The bone surrounding the superior canal is one of the few bones in the body that does not repair itself. As such, the dehiscence will never heal by itself.

As mentioned, some SCDS patients are able to adjust to their symptoms over time. In those cases, it is recommended to keep with symptom management, and have follow-up appointments with an ENT specialist.

For those that have symptoms that severely impact their quality-of-life, surgery is an option to consider. 

Finding a Surgeon

When considering surgery, it is important to remember:

  • Surgery to repair SCDS is an invasive, extremely delicate operation.
  • Recovery typically takes several weeks or months.

As such, it is critical to find a specialist surgeon that is very knowledgeable of SCDS, and has a proven record of successful surgeries.

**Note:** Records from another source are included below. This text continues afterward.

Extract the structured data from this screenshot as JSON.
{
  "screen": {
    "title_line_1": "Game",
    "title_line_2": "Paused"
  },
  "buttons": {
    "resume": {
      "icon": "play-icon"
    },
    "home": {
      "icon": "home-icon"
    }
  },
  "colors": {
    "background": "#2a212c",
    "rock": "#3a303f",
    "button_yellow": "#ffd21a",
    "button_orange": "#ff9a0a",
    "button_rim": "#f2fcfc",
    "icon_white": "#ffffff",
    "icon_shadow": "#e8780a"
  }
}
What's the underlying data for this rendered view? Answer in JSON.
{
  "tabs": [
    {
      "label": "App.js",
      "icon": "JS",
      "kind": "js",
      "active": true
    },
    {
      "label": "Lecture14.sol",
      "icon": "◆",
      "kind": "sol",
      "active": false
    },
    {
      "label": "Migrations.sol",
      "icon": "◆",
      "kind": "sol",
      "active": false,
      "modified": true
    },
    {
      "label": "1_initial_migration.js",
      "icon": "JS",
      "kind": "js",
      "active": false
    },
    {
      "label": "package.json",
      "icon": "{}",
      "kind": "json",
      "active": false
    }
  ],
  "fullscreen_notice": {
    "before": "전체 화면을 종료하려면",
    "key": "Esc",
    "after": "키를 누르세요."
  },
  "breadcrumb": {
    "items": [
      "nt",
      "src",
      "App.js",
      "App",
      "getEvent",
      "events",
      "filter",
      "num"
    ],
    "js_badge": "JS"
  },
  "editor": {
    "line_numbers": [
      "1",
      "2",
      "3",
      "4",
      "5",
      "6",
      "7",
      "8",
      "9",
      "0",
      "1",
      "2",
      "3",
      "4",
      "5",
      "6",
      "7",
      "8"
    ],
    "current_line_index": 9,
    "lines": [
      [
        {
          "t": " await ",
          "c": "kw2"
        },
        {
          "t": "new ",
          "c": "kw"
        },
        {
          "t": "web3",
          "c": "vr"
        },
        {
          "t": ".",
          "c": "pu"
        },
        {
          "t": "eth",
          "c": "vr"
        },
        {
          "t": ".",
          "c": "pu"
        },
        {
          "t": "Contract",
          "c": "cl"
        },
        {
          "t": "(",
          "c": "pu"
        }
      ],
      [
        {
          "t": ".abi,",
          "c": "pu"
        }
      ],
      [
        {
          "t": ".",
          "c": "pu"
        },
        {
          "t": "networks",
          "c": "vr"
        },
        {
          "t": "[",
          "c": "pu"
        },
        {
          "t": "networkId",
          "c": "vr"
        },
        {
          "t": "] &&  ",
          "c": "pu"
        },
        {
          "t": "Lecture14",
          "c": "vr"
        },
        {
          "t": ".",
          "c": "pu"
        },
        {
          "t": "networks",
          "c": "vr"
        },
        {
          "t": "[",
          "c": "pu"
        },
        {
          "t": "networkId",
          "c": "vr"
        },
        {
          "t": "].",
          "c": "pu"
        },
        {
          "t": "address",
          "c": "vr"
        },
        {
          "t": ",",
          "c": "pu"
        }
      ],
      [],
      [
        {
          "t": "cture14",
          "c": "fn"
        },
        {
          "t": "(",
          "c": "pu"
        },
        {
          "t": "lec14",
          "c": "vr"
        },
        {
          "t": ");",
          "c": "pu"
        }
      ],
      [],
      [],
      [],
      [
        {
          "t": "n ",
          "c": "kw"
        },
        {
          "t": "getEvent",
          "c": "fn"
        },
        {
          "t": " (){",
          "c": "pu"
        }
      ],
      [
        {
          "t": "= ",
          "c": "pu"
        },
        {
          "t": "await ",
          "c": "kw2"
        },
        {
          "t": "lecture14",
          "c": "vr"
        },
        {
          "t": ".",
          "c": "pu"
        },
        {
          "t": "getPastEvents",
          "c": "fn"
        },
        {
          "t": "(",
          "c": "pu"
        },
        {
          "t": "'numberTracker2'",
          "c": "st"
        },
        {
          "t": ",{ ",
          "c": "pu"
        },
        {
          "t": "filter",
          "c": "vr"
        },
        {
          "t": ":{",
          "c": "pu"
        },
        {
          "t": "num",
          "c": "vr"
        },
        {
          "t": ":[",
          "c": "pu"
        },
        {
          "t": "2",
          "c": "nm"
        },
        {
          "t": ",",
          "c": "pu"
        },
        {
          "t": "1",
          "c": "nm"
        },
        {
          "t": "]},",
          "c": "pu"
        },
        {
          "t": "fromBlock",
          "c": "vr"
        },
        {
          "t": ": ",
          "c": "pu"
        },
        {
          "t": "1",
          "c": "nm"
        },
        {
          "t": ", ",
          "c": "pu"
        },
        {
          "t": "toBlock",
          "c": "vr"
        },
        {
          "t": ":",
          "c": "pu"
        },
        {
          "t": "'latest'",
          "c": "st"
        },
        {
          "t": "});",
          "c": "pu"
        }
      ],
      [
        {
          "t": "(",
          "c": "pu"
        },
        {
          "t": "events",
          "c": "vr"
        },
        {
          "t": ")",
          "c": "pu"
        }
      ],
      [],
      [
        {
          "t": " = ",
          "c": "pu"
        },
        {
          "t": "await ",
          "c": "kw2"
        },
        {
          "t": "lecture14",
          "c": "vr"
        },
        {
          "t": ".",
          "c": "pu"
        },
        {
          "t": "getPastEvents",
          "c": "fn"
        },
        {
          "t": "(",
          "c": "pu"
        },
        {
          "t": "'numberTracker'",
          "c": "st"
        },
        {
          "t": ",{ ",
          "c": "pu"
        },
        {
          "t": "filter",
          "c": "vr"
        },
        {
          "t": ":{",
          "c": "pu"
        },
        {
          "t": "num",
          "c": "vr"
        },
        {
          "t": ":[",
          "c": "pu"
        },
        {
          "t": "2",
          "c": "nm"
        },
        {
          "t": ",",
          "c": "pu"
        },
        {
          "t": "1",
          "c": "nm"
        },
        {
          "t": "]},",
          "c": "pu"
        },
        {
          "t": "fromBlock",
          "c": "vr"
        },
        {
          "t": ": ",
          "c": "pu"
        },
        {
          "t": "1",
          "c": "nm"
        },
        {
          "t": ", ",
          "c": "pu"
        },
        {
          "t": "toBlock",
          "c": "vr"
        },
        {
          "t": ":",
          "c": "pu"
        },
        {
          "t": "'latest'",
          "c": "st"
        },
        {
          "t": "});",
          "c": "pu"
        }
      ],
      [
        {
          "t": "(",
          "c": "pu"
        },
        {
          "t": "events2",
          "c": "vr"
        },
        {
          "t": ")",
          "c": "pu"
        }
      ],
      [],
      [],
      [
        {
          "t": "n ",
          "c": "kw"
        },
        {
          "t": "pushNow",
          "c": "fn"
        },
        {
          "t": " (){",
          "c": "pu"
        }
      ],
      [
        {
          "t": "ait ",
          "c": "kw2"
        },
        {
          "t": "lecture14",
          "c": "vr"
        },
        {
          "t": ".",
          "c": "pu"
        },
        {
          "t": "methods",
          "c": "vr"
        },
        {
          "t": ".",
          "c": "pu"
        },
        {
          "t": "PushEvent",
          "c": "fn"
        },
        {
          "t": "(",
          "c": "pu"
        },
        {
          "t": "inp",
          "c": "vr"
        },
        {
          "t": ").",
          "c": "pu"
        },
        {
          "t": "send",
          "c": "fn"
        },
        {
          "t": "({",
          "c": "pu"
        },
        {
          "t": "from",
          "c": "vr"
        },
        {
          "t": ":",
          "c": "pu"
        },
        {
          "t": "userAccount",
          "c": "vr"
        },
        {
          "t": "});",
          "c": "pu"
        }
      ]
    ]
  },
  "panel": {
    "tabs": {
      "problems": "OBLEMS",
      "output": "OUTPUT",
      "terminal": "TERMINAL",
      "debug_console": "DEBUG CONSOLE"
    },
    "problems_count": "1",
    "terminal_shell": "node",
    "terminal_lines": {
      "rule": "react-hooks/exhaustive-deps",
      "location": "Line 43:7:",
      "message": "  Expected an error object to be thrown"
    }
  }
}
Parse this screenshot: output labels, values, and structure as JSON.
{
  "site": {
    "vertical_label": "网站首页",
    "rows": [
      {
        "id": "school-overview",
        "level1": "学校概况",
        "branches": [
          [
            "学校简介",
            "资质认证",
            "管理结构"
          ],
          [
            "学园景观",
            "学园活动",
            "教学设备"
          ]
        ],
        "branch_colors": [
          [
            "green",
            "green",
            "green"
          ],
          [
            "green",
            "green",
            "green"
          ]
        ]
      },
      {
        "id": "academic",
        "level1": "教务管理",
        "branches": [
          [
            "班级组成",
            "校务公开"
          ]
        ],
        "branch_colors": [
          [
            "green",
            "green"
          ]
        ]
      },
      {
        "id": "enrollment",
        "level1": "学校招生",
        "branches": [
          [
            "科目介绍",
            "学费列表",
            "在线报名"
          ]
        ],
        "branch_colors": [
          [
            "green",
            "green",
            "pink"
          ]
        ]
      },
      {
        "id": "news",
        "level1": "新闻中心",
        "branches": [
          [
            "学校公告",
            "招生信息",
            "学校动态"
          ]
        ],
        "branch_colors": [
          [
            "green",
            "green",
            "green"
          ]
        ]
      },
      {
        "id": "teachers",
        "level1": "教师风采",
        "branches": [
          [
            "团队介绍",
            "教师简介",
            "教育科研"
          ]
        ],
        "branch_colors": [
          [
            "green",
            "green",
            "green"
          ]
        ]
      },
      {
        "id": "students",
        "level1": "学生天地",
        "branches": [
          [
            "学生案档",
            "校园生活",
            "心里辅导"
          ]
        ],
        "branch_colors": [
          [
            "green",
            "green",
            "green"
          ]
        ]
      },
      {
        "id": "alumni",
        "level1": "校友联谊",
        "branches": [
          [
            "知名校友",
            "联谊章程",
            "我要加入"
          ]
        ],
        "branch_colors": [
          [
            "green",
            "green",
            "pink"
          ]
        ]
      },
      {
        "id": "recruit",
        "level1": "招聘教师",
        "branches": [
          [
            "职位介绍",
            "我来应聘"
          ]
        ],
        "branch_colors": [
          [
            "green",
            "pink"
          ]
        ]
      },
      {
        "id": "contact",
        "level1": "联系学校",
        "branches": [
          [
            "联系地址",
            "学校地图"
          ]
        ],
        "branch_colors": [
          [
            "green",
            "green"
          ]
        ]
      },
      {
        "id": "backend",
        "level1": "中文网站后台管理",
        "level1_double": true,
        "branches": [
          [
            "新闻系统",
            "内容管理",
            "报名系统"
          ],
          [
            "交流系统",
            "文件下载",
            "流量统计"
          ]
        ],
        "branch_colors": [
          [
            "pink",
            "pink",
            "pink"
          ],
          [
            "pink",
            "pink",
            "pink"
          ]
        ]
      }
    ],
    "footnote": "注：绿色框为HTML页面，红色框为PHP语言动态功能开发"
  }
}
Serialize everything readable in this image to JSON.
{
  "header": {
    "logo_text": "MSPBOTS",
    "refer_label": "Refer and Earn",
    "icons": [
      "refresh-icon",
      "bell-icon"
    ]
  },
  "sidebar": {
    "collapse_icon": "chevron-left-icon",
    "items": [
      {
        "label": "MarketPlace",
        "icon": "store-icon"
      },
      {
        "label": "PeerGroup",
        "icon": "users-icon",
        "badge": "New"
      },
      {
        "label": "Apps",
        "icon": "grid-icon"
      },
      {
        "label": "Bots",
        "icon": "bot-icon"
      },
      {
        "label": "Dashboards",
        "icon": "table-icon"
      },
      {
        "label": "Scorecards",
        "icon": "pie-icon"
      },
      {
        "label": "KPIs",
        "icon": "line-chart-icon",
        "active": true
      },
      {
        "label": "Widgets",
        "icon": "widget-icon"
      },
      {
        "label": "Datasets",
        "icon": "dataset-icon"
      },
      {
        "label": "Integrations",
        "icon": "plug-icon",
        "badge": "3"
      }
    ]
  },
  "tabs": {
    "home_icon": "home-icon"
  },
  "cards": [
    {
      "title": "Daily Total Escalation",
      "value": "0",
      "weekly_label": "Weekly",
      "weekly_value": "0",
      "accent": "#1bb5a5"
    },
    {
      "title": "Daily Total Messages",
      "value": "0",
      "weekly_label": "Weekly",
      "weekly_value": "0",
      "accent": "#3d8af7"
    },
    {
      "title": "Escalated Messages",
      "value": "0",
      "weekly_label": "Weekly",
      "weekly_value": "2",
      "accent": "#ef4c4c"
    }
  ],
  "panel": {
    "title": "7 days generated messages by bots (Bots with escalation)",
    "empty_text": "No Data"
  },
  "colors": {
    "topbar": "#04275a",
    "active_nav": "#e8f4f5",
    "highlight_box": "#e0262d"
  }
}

Types of Surgery

The superior canal is located behind the skull near your ear, and resides underneath the brain's dura (the protective membrane that surrounds the brain). Because of this location, an opening in the skull must be created by the surgeon in order to access the inner ear and repair the dehiscence.

There are two different types of surgeries used in SCDS operations:

  • Transmastoid (referred to online as TM)
  • Middle Fossa Craniotomy (referred to online as MFC)

TM and MFC have the same types of risks (such as hearing loss), and total recovery time is approximately the same on average.

Your surgeon will recommend which approach to use based on several factors, including the location of the dehiscence.

Transmastoid (TM) Approach

TM surgery is performed behind the ear, and is the least-invasive of the two types of surgeries. It can be performed by an ENT surgeon alone, and is typically considered an out-patient day surgery. The downside to the TM approach is that the surgeon has no direct visualization of the dehiscence.

Middle Fossa Craniotomy (MFC) Approach

MFC surgery is performed by making an opening in the skull above the ear. MFC is a more invasive surgery that requires both an ENT and a neurosurgeon, as the brain dura must be lifted slightly to access the inner ear. However, the MFC approach allows the surgeon to have a complete visualization of the dehiscence. 

Types of Repairs

During the surgery -- whether TM or MFC -- the surgeon will repair the dehiscence using one of several methods:

  • Plugging - this is where the surgeon plugs the canal completely, closing the canal. This method helps prevent SCDS symptoms from reoccurring long-term.
    • The downside is that this reduces or disables the functionality of that canal, which can cause dizziness and balance issues after surgery. However, the brain typically re-adjusts within several weeks or months, and vestibular rehabilitation therapy can assist with the recovery.
  • Resurfacing (sometimes called Sealing or Capping) - this type of repair attempts to cover the hole caused by the dehiscence without plugging the canal.
    • The advantage to this type of repair is that it can help preserve the function of the superior canal by not disabling it, which can reduce post-operative dizziness. However, resurfacing alone has the risk of the repair material being reabsorbed by the body overtime, which could allow the dehiscence to reappear.

In many cases, surgeons will use both methods to ensure the best long-term results.

Repair Images

Plugging of the superior canal:

Image of superior canal dehiscence surgical plugging
Image Artist: Christine Gralapp

Resurfacing plus plugging of the superior canal:

Image of surgical resurfacing and plugging of the superior canal
Image Artist: Christine Gralapp

Next: Surgery Recovery